**Exercise directions**
Where a line holds the word "dartz", copy it from the records.

**The records**
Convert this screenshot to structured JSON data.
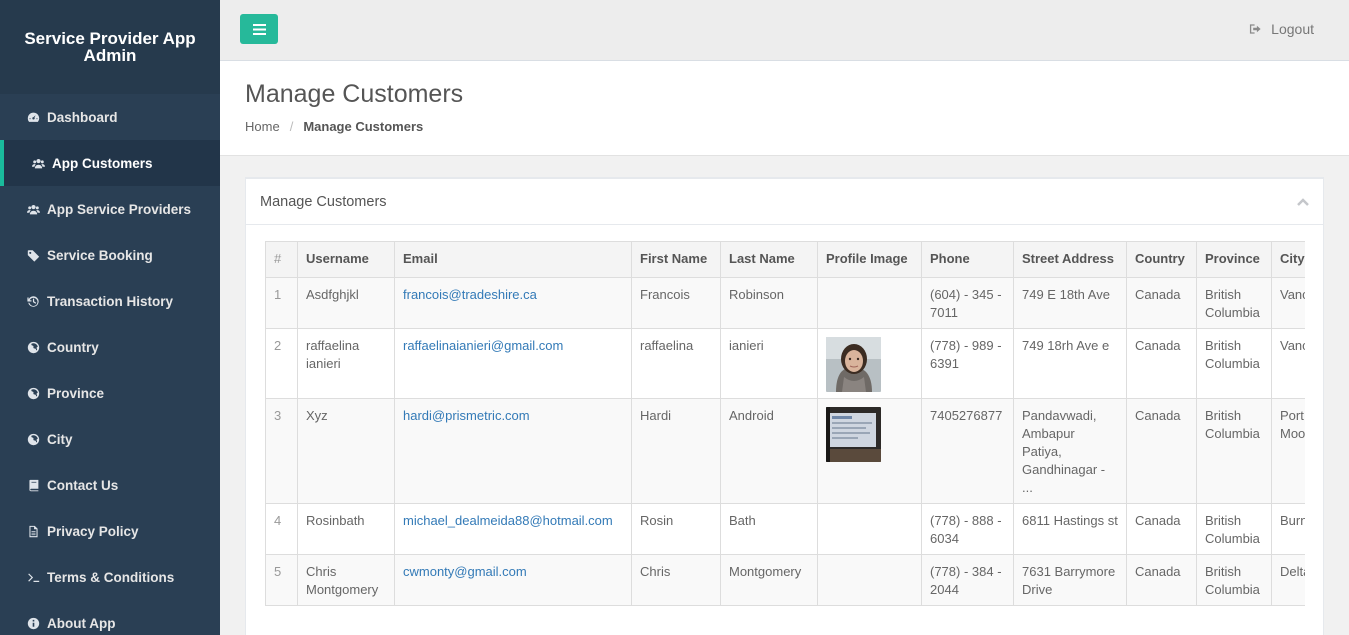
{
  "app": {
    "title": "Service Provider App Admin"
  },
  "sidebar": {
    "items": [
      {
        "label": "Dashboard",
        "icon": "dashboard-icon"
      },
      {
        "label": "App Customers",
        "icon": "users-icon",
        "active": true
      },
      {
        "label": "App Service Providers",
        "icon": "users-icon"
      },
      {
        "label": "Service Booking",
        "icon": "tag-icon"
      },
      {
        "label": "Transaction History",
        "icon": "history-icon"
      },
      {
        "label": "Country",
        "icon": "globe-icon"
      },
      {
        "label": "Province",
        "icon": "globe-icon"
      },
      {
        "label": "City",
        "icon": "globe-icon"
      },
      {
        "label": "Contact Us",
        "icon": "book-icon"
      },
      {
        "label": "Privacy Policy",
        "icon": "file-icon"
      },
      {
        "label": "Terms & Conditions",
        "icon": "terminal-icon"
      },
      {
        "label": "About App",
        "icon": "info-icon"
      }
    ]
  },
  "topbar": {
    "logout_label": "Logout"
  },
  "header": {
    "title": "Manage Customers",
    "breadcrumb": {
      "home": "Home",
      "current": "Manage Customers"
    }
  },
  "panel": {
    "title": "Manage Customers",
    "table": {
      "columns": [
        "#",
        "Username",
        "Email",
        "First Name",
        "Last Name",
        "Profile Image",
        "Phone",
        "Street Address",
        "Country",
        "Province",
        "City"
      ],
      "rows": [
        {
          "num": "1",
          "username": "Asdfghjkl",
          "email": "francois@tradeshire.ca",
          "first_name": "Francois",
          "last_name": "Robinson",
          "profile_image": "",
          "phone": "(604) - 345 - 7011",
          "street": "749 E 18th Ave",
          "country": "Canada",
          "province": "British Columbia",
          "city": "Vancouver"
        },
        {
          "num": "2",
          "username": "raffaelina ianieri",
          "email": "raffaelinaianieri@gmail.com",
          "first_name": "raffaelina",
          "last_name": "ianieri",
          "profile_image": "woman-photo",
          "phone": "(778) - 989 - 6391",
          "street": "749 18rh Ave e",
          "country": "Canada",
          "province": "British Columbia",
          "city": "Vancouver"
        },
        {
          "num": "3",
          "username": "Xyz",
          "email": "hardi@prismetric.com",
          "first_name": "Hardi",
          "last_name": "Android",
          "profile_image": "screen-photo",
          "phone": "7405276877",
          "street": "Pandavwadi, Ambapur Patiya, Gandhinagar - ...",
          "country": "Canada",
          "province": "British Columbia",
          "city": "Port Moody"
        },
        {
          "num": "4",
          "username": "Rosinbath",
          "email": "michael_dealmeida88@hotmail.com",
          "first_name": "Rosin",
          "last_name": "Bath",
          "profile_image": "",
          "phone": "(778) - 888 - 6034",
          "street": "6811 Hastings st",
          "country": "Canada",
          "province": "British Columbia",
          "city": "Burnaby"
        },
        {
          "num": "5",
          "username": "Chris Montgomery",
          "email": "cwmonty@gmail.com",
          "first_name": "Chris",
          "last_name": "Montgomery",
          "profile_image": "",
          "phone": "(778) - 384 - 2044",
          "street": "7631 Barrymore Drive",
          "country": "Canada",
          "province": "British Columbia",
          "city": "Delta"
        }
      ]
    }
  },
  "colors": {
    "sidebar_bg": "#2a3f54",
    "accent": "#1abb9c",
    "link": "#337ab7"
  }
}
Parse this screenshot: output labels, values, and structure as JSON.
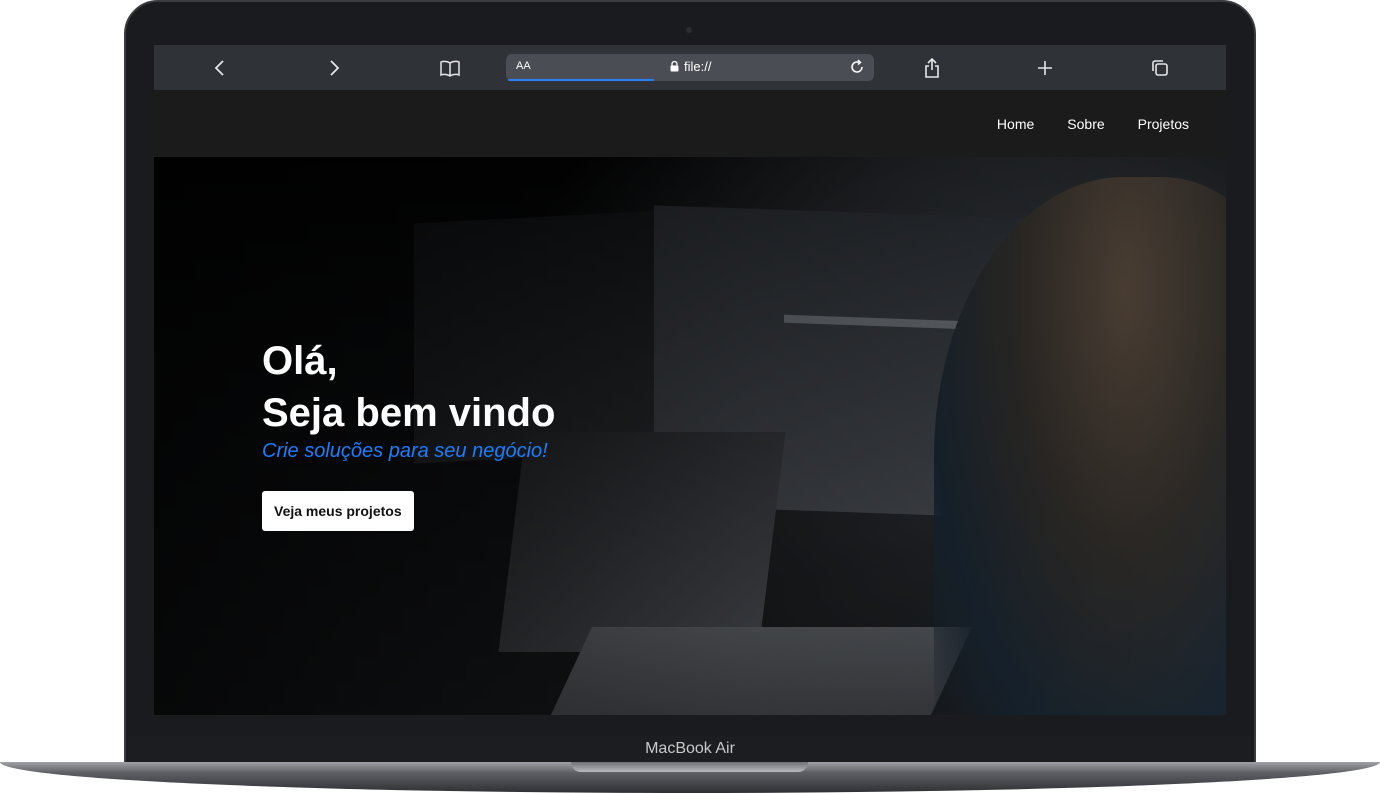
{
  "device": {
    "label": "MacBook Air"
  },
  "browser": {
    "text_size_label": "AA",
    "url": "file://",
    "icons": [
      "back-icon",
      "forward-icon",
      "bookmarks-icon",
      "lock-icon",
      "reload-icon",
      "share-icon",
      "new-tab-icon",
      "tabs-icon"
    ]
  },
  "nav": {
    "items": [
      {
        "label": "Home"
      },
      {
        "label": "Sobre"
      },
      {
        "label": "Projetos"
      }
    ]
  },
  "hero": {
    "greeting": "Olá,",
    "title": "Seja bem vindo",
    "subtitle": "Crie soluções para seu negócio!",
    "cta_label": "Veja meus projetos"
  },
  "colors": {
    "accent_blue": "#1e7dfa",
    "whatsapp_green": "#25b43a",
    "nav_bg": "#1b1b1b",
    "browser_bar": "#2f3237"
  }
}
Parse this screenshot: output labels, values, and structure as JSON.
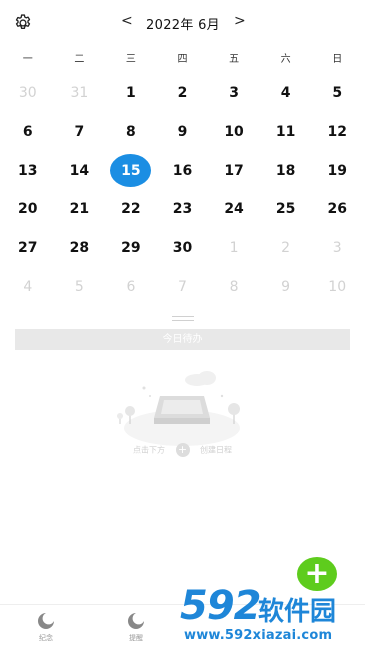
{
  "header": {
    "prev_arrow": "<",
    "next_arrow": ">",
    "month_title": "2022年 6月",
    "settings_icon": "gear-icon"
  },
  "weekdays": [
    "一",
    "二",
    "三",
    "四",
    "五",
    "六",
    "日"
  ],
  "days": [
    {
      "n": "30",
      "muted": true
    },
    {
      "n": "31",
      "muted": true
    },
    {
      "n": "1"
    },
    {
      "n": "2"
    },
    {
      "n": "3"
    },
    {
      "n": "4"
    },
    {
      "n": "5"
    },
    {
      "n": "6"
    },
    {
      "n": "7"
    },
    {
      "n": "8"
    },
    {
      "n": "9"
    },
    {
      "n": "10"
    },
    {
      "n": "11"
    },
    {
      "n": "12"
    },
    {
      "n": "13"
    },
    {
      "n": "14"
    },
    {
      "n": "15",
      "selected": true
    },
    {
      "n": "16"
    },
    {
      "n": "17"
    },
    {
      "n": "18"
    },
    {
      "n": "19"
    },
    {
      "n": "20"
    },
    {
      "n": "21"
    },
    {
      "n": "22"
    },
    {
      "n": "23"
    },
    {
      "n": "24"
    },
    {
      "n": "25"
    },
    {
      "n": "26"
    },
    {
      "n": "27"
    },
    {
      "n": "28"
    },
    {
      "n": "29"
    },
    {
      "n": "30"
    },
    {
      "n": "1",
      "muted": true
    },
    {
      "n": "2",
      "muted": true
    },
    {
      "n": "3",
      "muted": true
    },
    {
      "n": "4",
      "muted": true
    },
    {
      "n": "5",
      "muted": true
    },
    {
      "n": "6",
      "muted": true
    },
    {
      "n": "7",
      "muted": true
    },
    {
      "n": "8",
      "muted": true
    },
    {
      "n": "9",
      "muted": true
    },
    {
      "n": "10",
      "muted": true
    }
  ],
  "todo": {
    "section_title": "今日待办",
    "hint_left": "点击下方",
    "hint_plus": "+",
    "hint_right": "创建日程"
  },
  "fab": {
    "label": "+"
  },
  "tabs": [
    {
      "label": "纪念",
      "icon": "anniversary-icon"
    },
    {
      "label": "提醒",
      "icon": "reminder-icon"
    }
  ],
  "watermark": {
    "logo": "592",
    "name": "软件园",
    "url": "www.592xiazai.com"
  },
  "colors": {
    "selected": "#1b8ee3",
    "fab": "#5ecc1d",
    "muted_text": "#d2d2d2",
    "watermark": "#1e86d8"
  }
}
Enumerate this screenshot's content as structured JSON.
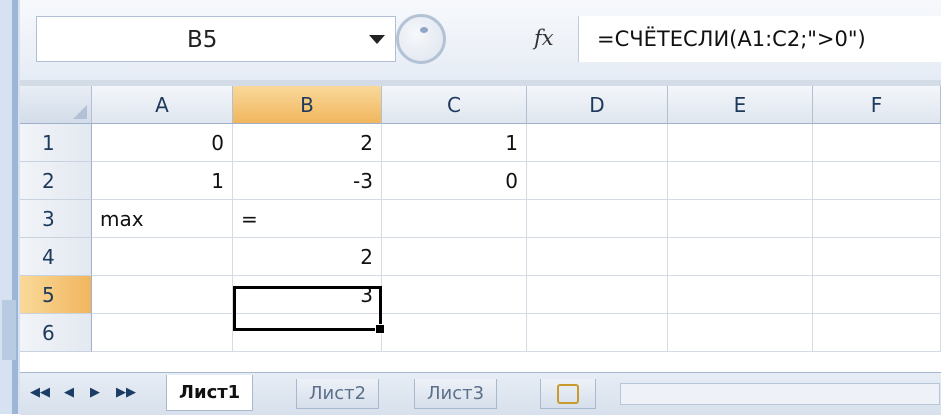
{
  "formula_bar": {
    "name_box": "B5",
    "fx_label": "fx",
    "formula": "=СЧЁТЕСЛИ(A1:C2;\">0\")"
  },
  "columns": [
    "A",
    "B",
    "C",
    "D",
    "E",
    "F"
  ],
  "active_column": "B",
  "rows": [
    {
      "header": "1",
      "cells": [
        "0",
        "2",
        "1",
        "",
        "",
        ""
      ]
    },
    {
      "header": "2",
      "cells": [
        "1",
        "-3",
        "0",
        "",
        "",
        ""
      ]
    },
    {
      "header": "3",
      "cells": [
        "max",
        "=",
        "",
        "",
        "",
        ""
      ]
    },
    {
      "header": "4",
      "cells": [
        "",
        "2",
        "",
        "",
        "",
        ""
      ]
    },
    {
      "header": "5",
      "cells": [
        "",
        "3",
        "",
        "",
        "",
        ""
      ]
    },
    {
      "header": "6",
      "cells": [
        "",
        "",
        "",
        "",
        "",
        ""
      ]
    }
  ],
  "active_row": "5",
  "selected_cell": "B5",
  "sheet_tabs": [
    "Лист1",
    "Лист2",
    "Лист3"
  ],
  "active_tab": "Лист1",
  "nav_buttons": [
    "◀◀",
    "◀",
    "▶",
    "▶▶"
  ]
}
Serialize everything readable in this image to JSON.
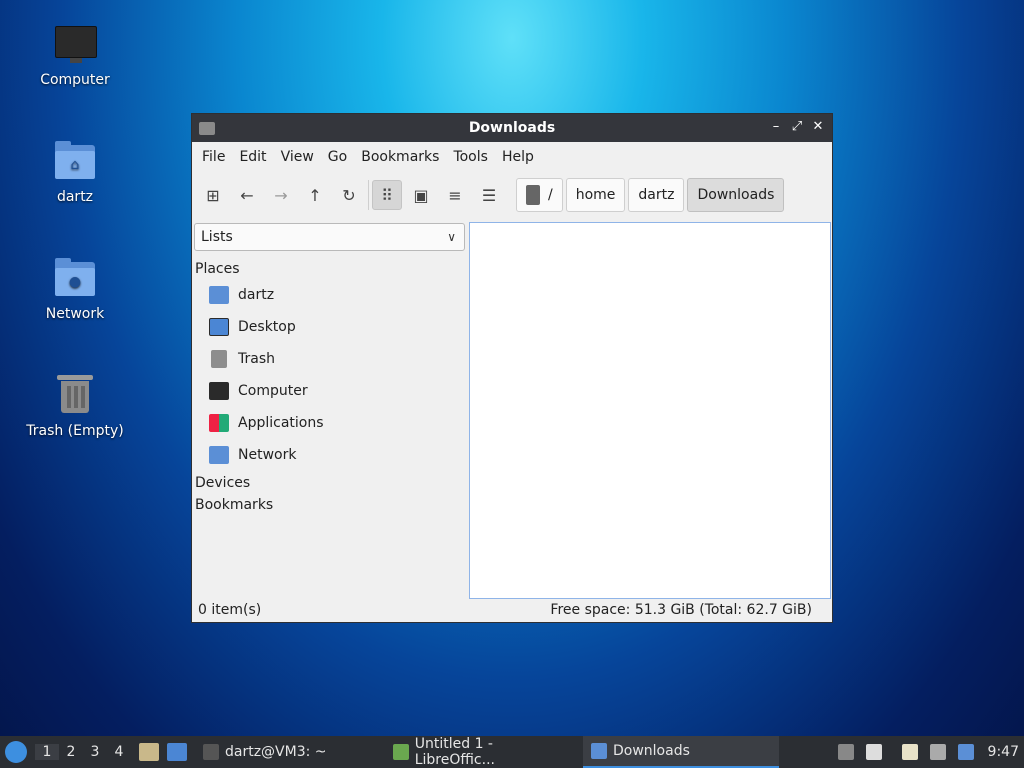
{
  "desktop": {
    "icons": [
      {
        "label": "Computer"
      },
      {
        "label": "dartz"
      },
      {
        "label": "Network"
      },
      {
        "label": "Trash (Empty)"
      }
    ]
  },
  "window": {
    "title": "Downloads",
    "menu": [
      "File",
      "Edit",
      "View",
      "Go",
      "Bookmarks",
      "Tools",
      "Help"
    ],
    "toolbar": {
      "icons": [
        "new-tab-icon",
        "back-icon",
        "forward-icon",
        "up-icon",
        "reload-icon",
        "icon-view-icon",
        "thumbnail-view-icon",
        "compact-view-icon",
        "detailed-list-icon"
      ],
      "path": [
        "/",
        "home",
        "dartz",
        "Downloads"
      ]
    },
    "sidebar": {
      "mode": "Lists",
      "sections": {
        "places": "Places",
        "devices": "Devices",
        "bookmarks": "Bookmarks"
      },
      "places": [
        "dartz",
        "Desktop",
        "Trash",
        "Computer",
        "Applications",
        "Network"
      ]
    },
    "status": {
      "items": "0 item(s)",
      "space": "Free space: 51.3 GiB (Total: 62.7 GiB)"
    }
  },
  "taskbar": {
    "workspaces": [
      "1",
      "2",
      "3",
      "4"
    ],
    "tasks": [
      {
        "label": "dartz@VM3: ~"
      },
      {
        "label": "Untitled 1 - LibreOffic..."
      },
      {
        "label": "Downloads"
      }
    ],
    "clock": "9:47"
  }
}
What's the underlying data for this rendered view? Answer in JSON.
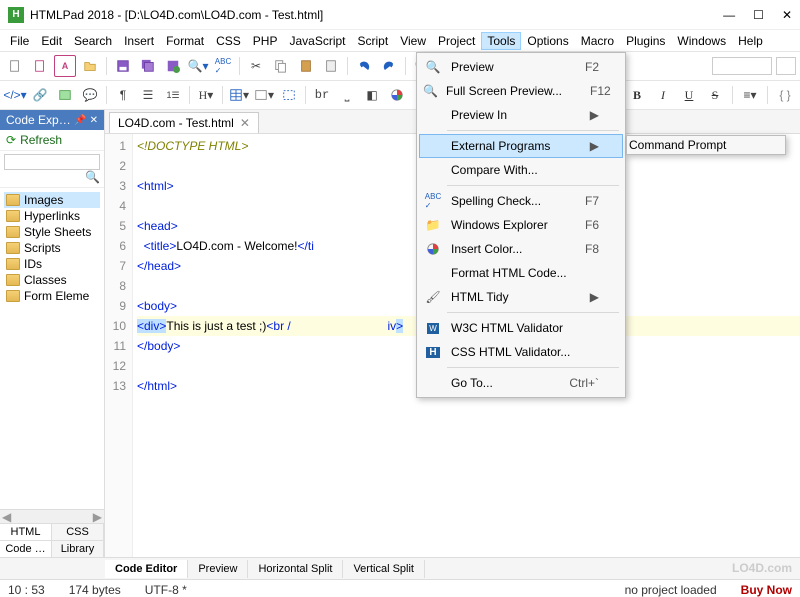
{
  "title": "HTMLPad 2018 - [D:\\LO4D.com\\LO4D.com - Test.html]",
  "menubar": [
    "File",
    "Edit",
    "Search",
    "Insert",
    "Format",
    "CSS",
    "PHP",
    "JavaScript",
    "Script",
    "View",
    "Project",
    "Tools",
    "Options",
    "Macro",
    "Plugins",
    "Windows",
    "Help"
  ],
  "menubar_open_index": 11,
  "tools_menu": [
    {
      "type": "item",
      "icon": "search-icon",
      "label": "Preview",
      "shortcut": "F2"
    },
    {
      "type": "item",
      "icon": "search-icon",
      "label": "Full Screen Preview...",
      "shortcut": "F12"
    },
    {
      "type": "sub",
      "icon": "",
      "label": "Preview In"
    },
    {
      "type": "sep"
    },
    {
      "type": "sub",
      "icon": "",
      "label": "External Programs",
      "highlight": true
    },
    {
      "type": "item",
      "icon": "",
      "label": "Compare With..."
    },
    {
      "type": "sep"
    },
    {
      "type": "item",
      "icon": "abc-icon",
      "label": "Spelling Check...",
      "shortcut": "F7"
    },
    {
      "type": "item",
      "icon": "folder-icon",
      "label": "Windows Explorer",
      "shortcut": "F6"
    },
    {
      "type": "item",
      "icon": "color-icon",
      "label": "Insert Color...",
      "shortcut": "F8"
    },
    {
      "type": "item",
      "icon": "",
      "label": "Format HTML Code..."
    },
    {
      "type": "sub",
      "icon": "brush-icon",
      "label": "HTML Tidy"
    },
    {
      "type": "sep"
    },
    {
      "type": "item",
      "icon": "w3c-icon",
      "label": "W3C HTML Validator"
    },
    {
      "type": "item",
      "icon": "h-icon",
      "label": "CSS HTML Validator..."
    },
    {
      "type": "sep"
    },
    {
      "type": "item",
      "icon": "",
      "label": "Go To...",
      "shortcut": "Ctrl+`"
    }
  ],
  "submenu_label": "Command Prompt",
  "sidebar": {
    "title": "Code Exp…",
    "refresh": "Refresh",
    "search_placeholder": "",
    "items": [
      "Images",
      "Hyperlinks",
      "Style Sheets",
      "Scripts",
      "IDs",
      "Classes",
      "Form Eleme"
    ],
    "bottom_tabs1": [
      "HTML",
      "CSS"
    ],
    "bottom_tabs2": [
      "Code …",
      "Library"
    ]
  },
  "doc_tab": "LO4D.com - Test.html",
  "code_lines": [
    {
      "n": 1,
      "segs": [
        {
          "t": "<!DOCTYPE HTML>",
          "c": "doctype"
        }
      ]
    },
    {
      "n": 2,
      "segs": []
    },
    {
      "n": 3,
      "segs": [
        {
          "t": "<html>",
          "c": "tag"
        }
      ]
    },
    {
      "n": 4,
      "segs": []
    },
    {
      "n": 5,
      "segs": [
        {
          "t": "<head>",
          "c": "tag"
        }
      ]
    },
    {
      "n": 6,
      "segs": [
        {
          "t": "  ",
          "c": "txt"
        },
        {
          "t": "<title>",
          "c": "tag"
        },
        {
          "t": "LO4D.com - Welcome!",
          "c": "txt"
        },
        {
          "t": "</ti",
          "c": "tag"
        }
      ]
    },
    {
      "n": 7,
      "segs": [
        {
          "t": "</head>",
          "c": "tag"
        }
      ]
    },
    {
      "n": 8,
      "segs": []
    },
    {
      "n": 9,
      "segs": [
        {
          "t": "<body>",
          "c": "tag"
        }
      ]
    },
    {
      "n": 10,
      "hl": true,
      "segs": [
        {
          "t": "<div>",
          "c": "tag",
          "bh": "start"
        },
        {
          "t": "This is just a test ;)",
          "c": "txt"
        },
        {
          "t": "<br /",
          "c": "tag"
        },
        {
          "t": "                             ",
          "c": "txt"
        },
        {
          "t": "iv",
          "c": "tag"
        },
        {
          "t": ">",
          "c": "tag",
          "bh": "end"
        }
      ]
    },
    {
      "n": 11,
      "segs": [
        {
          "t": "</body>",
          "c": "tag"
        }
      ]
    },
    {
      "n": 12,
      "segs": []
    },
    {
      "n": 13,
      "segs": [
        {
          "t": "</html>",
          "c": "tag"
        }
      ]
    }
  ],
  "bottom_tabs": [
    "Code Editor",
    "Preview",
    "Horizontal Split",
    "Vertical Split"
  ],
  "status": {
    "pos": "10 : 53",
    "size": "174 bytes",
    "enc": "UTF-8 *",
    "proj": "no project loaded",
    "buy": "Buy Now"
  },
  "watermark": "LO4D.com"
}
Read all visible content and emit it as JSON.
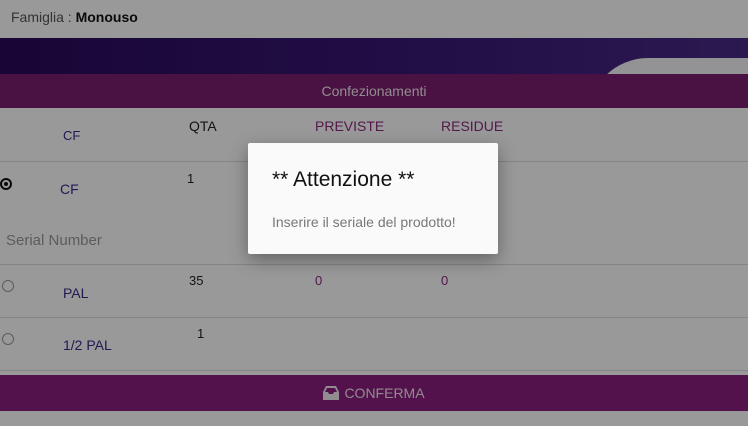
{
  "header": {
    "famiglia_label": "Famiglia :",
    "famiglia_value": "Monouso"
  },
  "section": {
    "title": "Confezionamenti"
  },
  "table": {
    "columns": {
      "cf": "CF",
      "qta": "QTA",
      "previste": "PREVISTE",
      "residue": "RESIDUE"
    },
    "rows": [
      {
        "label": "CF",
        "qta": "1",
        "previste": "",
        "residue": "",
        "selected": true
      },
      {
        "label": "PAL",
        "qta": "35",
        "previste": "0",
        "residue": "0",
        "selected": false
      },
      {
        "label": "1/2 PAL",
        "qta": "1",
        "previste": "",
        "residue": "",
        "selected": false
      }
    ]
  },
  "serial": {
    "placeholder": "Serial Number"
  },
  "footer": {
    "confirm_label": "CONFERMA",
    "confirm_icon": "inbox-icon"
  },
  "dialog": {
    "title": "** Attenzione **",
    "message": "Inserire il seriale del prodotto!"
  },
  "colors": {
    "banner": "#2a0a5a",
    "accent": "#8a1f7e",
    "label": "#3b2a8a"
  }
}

**Answer**
        "label": "dartz"
        "dartz",
        "dartz",
        "label": "dartz@VM3: ~"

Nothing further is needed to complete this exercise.